■ **Records from a data source**
+ + + +
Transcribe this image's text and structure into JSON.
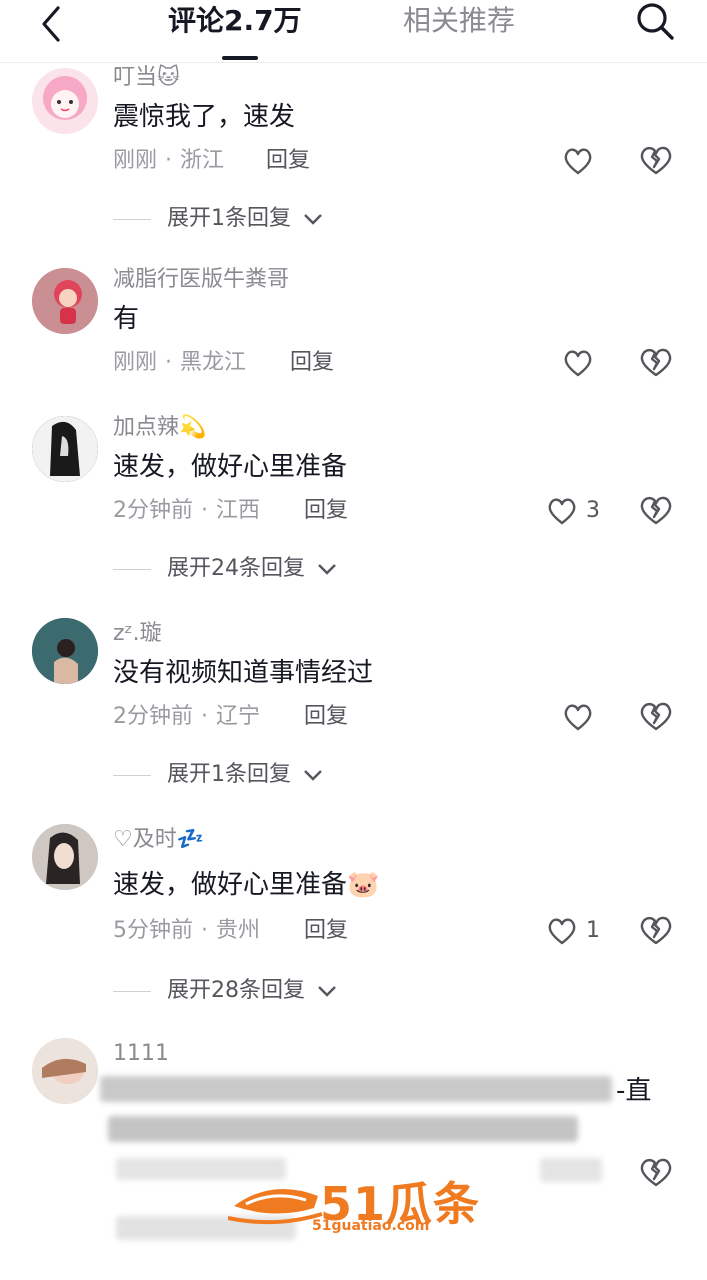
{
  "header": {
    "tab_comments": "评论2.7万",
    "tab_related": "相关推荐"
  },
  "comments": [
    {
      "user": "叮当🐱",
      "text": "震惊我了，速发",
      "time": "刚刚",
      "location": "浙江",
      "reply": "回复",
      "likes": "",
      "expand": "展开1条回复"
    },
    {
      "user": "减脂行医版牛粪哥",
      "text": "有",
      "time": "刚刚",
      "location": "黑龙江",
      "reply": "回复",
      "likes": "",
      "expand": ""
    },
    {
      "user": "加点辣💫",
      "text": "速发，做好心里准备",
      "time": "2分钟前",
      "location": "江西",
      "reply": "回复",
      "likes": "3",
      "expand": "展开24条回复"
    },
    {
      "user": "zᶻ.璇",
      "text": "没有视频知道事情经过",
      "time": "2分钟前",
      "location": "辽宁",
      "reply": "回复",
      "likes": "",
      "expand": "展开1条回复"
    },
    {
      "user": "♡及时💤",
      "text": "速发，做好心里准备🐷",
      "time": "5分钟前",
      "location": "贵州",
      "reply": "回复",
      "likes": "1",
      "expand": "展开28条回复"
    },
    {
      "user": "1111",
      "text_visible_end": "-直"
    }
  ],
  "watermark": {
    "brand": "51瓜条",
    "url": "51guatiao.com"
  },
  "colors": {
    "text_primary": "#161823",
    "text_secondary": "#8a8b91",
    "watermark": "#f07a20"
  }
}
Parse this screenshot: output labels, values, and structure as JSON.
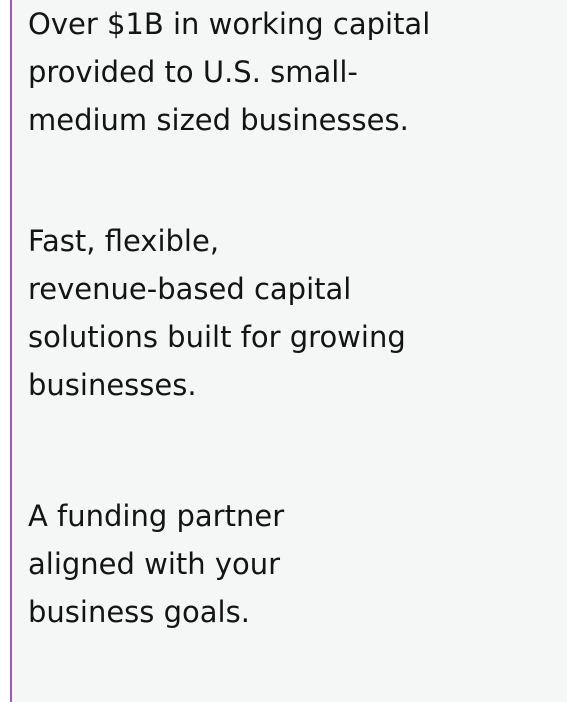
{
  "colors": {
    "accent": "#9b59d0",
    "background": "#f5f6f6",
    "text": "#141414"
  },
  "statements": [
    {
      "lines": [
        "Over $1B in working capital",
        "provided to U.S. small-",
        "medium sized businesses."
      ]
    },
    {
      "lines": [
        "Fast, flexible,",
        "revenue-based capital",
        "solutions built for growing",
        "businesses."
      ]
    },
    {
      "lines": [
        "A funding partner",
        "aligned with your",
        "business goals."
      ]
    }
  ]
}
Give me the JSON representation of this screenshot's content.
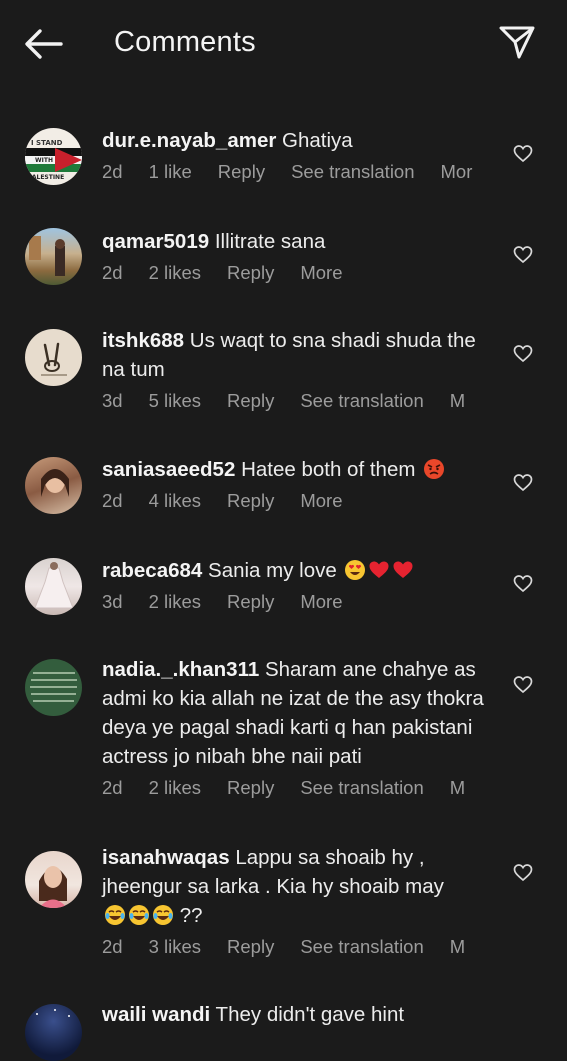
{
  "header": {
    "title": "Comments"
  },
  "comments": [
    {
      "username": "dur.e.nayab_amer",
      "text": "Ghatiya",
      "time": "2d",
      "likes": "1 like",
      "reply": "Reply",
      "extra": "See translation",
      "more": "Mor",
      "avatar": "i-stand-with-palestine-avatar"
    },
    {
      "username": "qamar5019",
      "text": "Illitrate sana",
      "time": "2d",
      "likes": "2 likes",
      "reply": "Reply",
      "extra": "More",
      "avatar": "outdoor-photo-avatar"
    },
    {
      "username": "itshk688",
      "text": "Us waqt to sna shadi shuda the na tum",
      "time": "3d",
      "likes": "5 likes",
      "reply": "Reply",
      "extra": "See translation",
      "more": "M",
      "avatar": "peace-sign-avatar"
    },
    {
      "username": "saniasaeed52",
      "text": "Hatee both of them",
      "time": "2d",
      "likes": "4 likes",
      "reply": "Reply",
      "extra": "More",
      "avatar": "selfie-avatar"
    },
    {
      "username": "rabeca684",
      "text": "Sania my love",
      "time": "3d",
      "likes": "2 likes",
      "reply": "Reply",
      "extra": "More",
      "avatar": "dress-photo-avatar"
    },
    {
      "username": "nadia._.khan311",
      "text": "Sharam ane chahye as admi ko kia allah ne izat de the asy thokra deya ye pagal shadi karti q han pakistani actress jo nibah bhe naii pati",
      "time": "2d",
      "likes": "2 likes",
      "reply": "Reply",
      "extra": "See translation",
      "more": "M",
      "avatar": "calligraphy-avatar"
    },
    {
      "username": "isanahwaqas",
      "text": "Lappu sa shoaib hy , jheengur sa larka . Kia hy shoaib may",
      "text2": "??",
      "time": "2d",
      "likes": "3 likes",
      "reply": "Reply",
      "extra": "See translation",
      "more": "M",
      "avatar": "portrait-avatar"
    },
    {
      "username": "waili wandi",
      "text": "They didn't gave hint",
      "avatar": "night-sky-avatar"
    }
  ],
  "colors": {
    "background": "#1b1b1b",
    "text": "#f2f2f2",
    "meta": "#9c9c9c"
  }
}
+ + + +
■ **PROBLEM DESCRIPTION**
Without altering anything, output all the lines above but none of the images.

■ **REPLY**
Transcribe this image's text and structure into JSON.
{
  "header": {
    "tab_comments": "评论2.7万",
    "tab_related": "相关推荐"
  },
  "comments": [
    {
      "user": "叮当🐱",
      "text": "震惊我了，速发",
      "time": "刚刚",
      "location": "浙江",
      "reply": "回复",
      "likes": "",
      "expand": "展开1条回复"
    },
    {
      "user": "减脂行医版牛粪哥",
      "text": "有",
      "time": "刚刚",
      "location": "黑龙江",
      "reply": "回复",
      "likes": "",
      "expand": ""
    },
    {
      "user": "加点辣💫",
      "text": "速发，做好心里准备",
      "time": "2分钟前",
      "location": "江西",
      "reply": "回复",
      "likes": "3",
      "expand": "展开24条回复"
    },
    {
      "user": "zᶻ.璇",
      "text": "没有视频知道事情经过",
      "time": "2分钟前",
      "location": "辽宁",
      "reply": "回复",
      "likes": "",
      "expand": "展开1条回复"
    },
    {
      "user": "♡及时💤",
      "text": "速发，做好心里准备🐷",
      "time": "5分钟前",
      "location": "贵州",
      "reply": "回复",
      "likes": "1",
      "expand": "展开28条回复"
    },
    {
      "user": "1111",
      "text_visible_end": "-直"
    }
  ],
  "watermark": {
    "brand": "51瓜条",
    "url": "51guatiao.com"
  },
  "colors": {
    "text_primary": "#161823",
    "text_secondary": "#8a8b91",
    "watermark": "#f07a20"
  }
}
Parse this screenshot: output labels, values, and structure as JSON.
{
  "colors": {
    "accent": "#9b59d0",
    "background": "#f5f6f6",
    "text": "#141414"
  },
  "statements": [
    {
      "lines": [
        "Over $1B in working capital",
        "provided to U.S. small-",
        "medium sized businesses."
      ]
    },
    {
      "lines": [
        "Fast, flexible,",
        "revenue-based capital",
        "solutions built for growing",
        "businesses."
      ]
    },
    {
      "lines": [
        "A funding partner",
        "aligned with your",
        "business goals."
      ]
    }
  ]
}
Give me the JSON representation of this screenshot's content.
{
  "header": {
    "title": "Comments"
  },
  "comments": [
    {
      "username": "dur.e.nayab_amer",
      "text": "Ghatiya",
      "time": "2d",
      "likes": "1 like",
      "reply": "Reply",
      "extra": "See translation",
      "more": "Mor",
      "avatar": "i-stand-with-palestine-avatar"
    },
    {
      "username": "qamar5019",
      "text": "Illitrate sana",
      "time": "2d",
      "likes": "2 likes",
      "reply": "Reply",
      "extra": "More",
      "avatar": "outdoor-photo-avatar"
    },
    {
      "username": "itshk688",
      "text": "Us waqt to sna shadi shuda the na tum",
      "time": "3d",
      "likes": "5 likes",
      "reply": "Reply",
      "extra": "See translation",
      "more": "M",
      "avatar": "peace-sign-avatar"
    },
    {
      "username": "saniasaeed52",
      "text": "Hatee both of them",
      "time": "2d",
      "likes": "4 likes",
      "reply": "Reply",
      "extra": "More",
      "avatar": "selfie-avatar"
    },
    {
      "username": "rabeca684",
      "text": "Sania my love",
      "time": "3d",
      "likes": "2 likes",
      "reply": "Reply",
      "extra": "More",
      "avatar": "dress-photo-avatar"
    },
    {
      "username": "nadia._.khan311",
      "text": "Sharam ane chahye as admi ko kia allah ne izat de the asy thokra deya ye pagal shadi karti q han pakistani actress jo nibah bhe naii pati",
      "time": "2d",
      "likes": "2 likes",
      "reply": "Reply",
      "extra": "See translation",
      "more": "M",
      "avatar": "calligraphy-avatar"
    },
    {
      "username": "isanahwaqas",
      "text": "Lappu sa shoaib hy , jheengur sa larka . Kia hy shoaib may",
      "text2": "??",
      "time": "2d",
      "likes": "3 likes",
      "reply": "Reply",
      "extra": "See translation",
      "more": "M",
      "avatar": "portrait-avatar"
    },
    {
      "username": "waili wandi",
      "text": "They didn't gave hint",
      "avatar": "night-sky-avatar"
    }
  ],
  "colors": {
    "background": "#1b1b1b",
    "text": "#f2f2f2",
    "meta": "#9c9c9c"
  }
}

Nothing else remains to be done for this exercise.